- Task to carry out:
The answer must consist of each line below that contains the word "align", copied in full.

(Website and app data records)

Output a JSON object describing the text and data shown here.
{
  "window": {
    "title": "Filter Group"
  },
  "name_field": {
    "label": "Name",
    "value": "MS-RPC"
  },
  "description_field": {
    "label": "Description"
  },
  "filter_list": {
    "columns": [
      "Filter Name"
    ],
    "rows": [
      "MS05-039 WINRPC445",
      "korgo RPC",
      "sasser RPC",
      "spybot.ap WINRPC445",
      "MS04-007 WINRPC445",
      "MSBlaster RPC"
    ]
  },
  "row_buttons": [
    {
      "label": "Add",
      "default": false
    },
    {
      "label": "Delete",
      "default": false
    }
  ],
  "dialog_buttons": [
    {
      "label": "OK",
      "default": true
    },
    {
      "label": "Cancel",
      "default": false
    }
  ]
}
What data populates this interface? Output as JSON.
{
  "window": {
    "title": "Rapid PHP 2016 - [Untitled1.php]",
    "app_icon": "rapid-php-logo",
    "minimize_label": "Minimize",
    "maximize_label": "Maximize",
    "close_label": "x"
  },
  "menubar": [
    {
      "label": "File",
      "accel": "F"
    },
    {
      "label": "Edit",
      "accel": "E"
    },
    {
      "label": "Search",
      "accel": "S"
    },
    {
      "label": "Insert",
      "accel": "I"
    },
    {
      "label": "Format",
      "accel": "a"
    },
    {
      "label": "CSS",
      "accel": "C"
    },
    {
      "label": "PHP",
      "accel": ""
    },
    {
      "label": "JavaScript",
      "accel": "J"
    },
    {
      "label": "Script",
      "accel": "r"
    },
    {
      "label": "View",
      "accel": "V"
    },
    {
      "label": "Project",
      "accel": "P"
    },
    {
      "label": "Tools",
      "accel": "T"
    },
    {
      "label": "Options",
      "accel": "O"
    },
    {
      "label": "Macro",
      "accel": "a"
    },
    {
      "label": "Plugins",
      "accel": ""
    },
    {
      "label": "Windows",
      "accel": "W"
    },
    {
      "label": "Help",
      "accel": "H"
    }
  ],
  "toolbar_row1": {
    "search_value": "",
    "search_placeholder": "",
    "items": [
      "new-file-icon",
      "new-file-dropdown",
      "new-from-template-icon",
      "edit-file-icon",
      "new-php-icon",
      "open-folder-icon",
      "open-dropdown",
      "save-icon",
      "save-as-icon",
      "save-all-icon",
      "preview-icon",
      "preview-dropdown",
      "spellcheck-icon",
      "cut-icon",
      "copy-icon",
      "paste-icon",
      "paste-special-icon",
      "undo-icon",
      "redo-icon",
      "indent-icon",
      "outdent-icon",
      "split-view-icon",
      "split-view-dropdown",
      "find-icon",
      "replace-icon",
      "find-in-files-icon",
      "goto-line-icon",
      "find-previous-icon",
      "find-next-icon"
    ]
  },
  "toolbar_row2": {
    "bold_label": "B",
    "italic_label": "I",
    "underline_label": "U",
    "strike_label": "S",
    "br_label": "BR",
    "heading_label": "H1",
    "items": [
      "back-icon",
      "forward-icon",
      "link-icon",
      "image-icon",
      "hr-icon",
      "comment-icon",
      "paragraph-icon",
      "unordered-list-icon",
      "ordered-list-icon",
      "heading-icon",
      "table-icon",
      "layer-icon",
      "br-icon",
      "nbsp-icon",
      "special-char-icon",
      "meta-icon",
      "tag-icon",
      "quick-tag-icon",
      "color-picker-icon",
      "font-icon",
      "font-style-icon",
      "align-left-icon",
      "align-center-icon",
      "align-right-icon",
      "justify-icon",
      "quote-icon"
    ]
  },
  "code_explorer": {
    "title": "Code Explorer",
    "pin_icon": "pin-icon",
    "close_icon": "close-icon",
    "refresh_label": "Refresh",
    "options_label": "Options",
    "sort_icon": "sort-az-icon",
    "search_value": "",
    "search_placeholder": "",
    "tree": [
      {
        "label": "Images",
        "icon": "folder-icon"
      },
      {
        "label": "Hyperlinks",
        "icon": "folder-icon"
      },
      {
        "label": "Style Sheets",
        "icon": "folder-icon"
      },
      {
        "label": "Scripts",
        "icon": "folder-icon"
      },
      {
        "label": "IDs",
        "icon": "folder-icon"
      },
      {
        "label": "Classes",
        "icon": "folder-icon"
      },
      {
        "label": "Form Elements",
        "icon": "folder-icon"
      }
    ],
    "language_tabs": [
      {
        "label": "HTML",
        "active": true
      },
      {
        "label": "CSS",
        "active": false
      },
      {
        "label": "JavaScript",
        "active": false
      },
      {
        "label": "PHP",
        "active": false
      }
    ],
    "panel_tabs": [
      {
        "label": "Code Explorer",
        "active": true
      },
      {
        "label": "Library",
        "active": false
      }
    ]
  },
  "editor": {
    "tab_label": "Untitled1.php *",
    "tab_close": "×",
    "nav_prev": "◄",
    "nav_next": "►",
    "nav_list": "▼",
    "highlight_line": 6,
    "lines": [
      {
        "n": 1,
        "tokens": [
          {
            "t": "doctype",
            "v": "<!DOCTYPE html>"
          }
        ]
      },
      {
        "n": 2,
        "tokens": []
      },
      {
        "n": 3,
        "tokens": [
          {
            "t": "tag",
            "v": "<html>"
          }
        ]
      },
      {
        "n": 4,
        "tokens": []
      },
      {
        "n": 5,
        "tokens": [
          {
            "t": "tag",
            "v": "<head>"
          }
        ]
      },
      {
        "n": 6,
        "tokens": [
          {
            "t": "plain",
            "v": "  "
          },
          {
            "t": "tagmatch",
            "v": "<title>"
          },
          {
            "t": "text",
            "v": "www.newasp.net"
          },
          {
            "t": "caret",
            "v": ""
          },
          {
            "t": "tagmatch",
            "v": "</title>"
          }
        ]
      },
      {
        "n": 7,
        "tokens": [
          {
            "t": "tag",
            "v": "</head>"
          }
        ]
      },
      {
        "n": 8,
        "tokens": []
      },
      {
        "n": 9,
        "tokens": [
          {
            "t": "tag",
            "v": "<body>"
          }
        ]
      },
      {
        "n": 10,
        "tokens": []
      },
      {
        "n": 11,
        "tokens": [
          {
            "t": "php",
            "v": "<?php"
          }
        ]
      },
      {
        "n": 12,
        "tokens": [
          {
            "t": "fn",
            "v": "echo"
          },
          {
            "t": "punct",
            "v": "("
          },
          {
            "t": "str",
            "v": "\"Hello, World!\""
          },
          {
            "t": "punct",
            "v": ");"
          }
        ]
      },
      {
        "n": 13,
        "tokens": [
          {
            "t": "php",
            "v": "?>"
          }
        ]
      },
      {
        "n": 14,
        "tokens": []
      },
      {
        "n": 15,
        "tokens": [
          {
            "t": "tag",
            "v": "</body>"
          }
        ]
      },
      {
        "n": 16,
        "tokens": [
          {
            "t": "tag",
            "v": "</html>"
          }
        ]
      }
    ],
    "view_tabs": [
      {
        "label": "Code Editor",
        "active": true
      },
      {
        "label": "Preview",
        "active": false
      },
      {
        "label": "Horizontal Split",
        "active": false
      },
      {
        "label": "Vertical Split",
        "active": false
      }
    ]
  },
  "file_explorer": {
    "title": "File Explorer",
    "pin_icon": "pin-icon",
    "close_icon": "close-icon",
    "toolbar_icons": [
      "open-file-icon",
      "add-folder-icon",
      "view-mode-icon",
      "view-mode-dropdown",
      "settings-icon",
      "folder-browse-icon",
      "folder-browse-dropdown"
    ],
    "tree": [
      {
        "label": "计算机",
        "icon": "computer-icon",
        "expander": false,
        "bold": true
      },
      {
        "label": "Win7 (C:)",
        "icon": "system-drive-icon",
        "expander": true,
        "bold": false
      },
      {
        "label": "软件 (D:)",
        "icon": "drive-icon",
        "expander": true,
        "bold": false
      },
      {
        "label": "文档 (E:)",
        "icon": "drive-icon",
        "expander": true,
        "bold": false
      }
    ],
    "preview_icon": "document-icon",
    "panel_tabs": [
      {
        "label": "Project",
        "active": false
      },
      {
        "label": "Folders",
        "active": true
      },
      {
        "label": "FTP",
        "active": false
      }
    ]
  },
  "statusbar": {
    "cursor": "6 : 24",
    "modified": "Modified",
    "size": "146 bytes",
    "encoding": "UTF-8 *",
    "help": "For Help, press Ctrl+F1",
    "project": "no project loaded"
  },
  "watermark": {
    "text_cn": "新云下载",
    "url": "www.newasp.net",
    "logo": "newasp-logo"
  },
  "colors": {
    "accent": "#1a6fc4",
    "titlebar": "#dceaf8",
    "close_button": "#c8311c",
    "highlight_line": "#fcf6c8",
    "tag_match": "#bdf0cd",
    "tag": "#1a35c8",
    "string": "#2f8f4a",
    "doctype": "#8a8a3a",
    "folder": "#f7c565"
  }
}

- Task response:
      "align-left-icon",
      "align-center-icon",
      "align-right-icon",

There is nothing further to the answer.